Customers purchase food and drink and either sit on a stool by a particular stall or squat at low tables set upon the sidewalk. After dark, the stalls are illuminated by kerosene lanterns, and vats of food continue to steam. Not all the booths sell food. There are a few tables peddling ginseng, and each features a pile of roots along with pamphlets advertising ginseng’s claims of improving energy levels and sexual potency. We understand the customers lining up at that stall, but we are puzzled further down the street by two gentlemen in suits, seated on mats, with books open in front of them. We figure out, finally, that they are palm readers, and they, too, have many customers.
Shoppers, workers, and visitors use the subways, buses, and taxis to get from place to place. There are also private cars, motorbikes, trucks. All of this makes for horrific traffic, sometimes seven lanes going in each direction. Traffic lights are mere suggestions. Because of the Han River dissecting the city, there are always bottlenecks on the railway bridges, vehicular bridges, and in the tunnels.
It is unfair to blame the Han for the traffic, the Han River that figures in so much of Korean literature and history. The poet, Ku Sang, whom I’ve discovered by reading over the student’s shoulder in the subway, has written many poems mourning the river’s loss of pristine beauty. According to A Korean Century, dredging, over development, pollution, all have caused the river’s “putrid stinking coal-black flow”. Not least of the evils are the vehicles “lined up nose-to-tail”, which roar overhead, “speeding over the bridge between bank and bank” and making “the river more desolate than ever.”
Going back to our apartment one evening after class, I am, as usual, reading over the shoulder of a fellow traveler. One of the English language newspapers contains a daily idiom for readers to learn. Today’s is “to smooth one’s rumpled feathers.” The example given is “You’d better do something to smooth your father’s rumpled feathers.” I think that fathers aren’t the only ones with rumpled feathers in and around Seoul, a city that knows little repose. There is plenty of opportunity to get one’s feathers rumpled; the cheek to jowl, hip-to-hip crowds in the subways, the ever-present sounds of construction, as well as the traffic which makes crossing the street a death-defying feat—all would get anyone’s feathers bent out of shape.
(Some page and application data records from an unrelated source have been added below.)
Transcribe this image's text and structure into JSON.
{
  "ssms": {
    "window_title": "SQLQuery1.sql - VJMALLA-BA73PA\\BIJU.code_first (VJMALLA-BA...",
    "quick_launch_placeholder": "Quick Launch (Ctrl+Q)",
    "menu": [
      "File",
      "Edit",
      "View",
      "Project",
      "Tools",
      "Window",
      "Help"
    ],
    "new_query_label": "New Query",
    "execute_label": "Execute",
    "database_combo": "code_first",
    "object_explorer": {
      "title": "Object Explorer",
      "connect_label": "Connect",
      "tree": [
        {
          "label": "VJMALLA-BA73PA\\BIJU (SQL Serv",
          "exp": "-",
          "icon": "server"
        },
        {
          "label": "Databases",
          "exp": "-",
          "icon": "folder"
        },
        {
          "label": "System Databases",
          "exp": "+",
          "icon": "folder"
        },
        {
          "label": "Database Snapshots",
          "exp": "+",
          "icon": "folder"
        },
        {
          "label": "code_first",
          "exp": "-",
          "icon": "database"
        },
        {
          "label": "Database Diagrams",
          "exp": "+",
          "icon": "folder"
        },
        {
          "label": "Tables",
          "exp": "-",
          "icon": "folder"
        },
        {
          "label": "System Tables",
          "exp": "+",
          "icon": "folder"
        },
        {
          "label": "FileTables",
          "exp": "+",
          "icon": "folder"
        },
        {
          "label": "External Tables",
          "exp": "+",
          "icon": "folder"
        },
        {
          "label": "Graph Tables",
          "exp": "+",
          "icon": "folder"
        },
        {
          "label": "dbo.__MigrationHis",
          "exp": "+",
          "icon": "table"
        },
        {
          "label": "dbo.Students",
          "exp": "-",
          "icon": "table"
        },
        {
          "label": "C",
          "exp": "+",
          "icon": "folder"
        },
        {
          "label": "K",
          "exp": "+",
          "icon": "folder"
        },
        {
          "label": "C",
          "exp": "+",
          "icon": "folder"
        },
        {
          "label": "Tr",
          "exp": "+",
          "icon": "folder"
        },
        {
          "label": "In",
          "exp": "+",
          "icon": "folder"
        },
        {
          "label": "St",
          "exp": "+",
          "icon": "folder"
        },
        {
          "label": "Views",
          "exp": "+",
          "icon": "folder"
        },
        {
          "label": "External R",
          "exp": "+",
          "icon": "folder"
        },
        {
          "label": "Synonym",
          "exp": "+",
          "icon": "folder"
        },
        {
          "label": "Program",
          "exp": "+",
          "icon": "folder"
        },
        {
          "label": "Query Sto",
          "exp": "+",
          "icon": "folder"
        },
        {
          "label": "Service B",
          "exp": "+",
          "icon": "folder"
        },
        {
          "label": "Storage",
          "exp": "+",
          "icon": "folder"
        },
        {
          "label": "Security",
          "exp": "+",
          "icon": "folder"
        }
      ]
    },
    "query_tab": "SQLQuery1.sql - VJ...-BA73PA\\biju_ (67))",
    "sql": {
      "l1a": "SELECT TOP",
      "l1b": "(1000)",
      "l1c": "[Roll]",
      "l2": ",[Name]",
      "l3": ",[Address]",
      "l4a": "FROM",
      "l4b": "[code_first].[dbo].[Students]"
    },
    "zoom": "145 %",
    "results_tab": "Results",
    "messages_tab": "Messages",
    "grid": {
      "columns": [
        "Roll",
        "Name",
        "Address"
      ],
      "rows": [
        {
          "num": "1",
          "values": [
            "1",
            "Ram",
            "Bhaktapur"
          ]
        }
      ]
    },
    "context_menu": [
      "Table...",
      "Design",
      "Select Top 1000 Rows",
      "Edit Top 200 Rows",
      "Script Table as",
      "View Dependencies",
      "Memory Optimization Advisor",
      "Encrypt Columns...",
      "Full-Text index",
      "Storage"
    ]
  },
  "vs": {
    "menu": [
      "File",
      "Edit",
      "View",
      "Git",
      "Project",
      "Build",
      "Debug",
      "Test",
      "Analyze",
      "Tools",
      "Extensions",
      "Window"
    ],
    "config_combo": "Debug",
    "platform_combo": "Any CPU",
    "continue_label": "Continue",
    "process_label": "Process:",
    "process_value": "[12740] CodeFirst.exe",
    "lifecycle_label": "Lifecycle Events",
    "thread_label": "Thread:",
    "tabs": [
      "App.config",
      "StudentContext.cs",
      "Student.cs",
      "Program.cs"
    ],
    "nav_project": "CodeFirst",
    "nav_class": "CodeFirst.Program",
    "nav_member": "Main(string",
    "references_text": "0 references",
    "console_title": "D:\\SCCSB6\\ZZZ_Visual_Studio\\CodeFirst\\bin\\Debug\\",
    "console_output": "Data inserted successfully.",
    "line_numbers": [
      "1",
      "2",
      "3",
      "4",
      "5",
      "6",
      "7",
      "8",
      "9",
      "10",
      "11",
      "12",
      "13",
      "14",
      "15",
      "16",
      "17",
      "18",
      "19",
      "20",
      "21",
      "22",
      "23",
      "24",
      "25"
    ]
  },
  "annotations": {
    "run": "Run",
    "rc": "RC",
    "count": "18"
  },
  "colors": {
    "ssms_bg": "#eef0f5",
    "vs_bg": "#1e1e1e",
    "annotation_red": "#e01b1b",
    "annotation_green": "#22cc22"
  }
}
On one of our last days in Korea, Russ and I go to the levee at the Riverside Park. Men are fishing, dressed in white shirts and ties, but no jackets. We stand by them and look off in the distance at the span of the Jamsil Bridge, at the time, one of the newer structures across the Han. It is a beautiful day, and I forget the crowded trains, the moments when we have to cross the avenues with traffic in every direction. Instead, I remember the vivid colors of the bolts of raw silk stacked in the market at Dongdaemun ; I think about our slow walks at dusk, past the kerosene lights of the food stalls at Nakseongdae. The Han is casting its spell, and all my rumpled feathers are soothed.
About the Author
Clare Goldfarb’s work has appeared in academic and literary magazines including South Atlantic Quarterly, American Literary Realism, THEMA, and Lilith Magazine. She is also co-author of Spiritualism and Nineteenth-Century Letters.